Most people tend to think ageing means inevitable physical and mental decline. Recent research is showing that this is not necessarily the case. In fact, our mental capacity can remain productive well into old age.
Why is this important?
Globally, the number of older persons (aged 60 years or over) is expected to more than double, from 841 million people in 2013 to more than 2 billion in 2050. Older persons are projected to exceed the number of children for the first time in 2047.
This change in our demographics is happening now and perhaps we need to throw out some of the old stereotypes...

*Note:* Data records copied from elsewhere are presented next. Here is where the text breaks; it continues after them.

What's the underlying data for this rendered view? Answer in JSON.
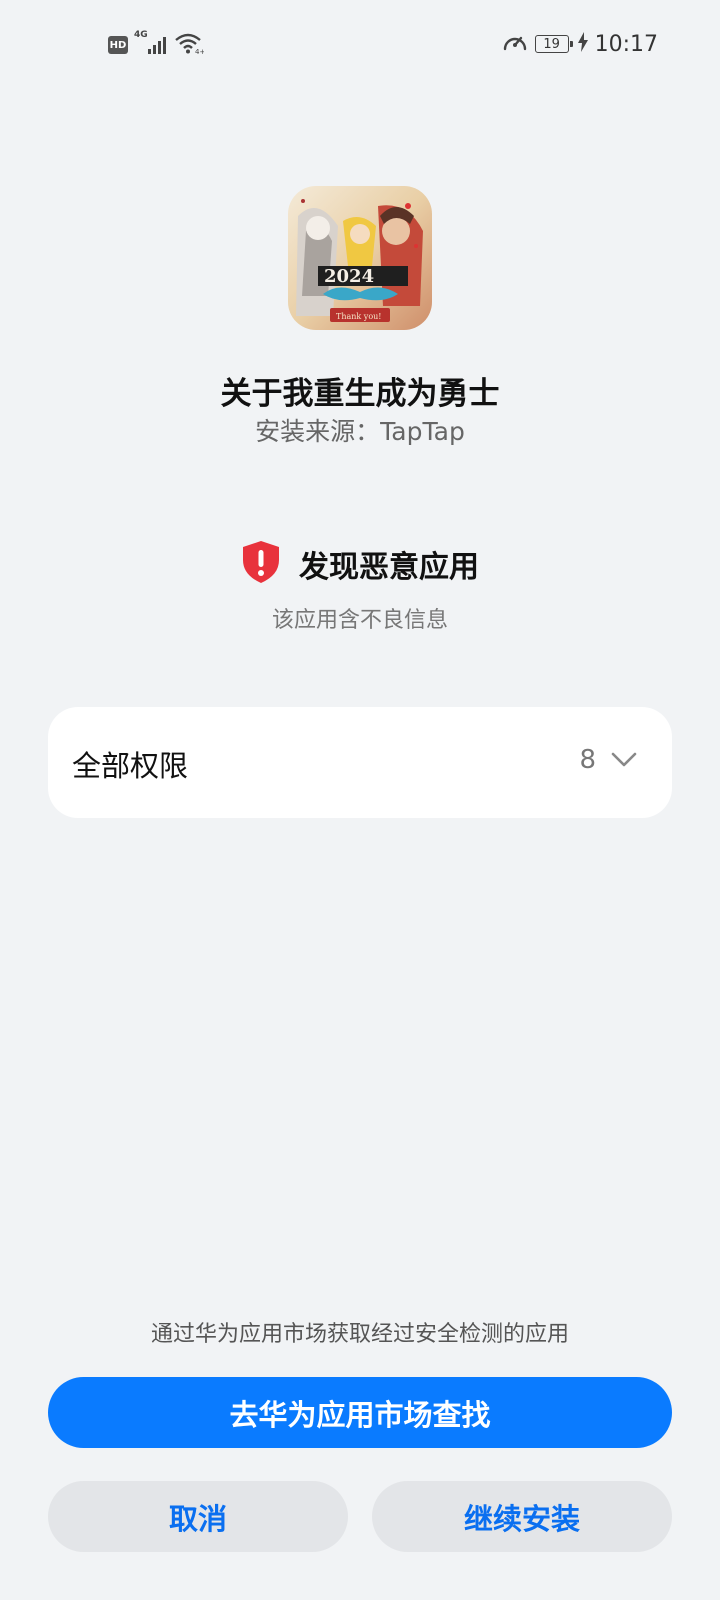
{
  "status_bar": {
    "hd": "HD",
    "network": "4G",
    "battery": "19",
    "time": "10:17"
  },
  "app": {
    "name": "关于我重生成为勇士",
    "source": "安装来源：TapTap",
    "icon": "game-artwork-icon"
  },
  "warning": {
    "title": "发现恶意应用",
    "description": "该应用含不良信息",
    "icon": "shield-alert-icon",
    "color": "#e8323c"
  },
  "permissions": {
    "label": "全部权限",
    "count": "8"
  },
  "footer": {
    "note": "通过华为应用市场获取经过安全检测的应用",
    "primary_button": "去华为应用市场查找",
    "cancel_button": "取消",
    "continue_button": "继续安装"
  },
  "colors": {
    "background": "#f1f3f5",
    "primary": "#0a7bff",
    "secondary_text": "#0a6ff0"
  }
}
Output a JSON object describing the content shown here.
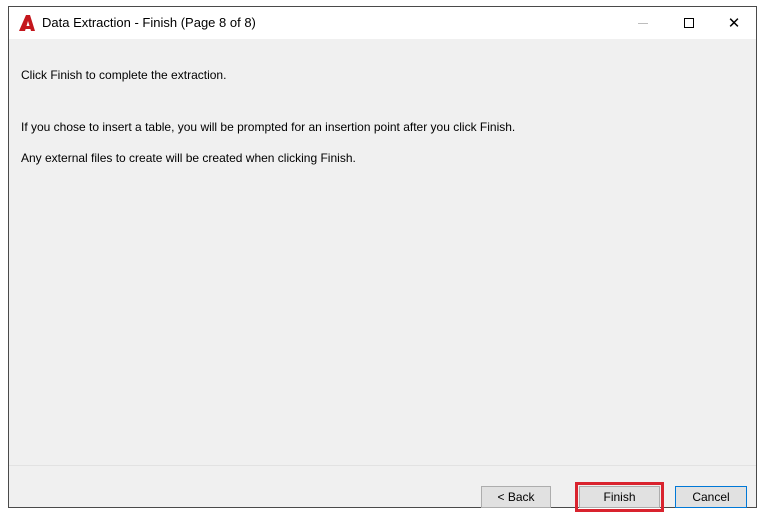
{
  "window": {
    "title": "Data Extraction - Finish (Page 8 of 8)",
    "app_icon": "autocad-logo-icon"
  },
  "title_buttons": {
    "minimize": "minimize-icon",
    "maximize": "maximize-icon",
    "close_glyph": "✕"
  },
  "content": {
    "line1": "Click Finish to complete the extraction.",
    "line2": "If you chose to insert a table, you will be prompted for an insertion point after you click Finish.",
    "line3": "Any external files to create will be created when clicking Finish."
  },
  "footer": {
    "back_label": "< Back",
    "finish_label": "Finish",
    "cancel_label": "Cancel"
  },
  "colors": {
    "highlight": "#d9232e",
    "logo": "#c4161c",
    "default_button_border": "#0078d7"
  }
}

I recently heard a fascinating podcast on the BBC World Service Discovery program about mental agility and ageing. The various European researchers agree the assumption that all older people have a declining mental capacity is not necessarily true. A person’s mental ability can decline, it can remain the same, or it can increase as people age, depending on the person. The researchers have different opinions about why this is the case. In summary:
- Genetics plays a big role in mental agility into old age;
- Our brains are adaptable and we can improve our mental agility through active use and training;
- Environmental factors, which we can influence, can also affect mental agility. For example smoking can have a negative affect, while speaking a second language and physical exercise can improve mental agility;
- As we age we acquire more information and knowledge. It therefore takes our brains longer to search and retrieve the things we know, but the value of that knowledge increases.
One of the researchers likens our brains to a computer. The first time we use a brand new computer, it is the fastest it will ever be. As we use it more, add more software and store more data, the computer becomes slower. Much like our brains as we age, but it also becomes an increasingly valuable resource, due to the knowledge and wisdom it holds.
While there are many different theories about why and how our brains change over time, new research does agree that the belief that people’s mental capacity declines as we age is a stereotype that must be challenged!
An older person’s mental ability is a very individual thing and there are many intellectually sharp older people, full of valuable knowledge and wisdom who can continue to contribute to society.
This becomes increasingly relevant for the way we see the participation of elders in future economies that are driven by knowledge and have more older people who are living longer. It is time to throw out the stereotype of mental decline and ageing. Instead, we should value people on individual merit and capacity and provide alternatives to employment that leverage their knowledge, expertise and wisdom.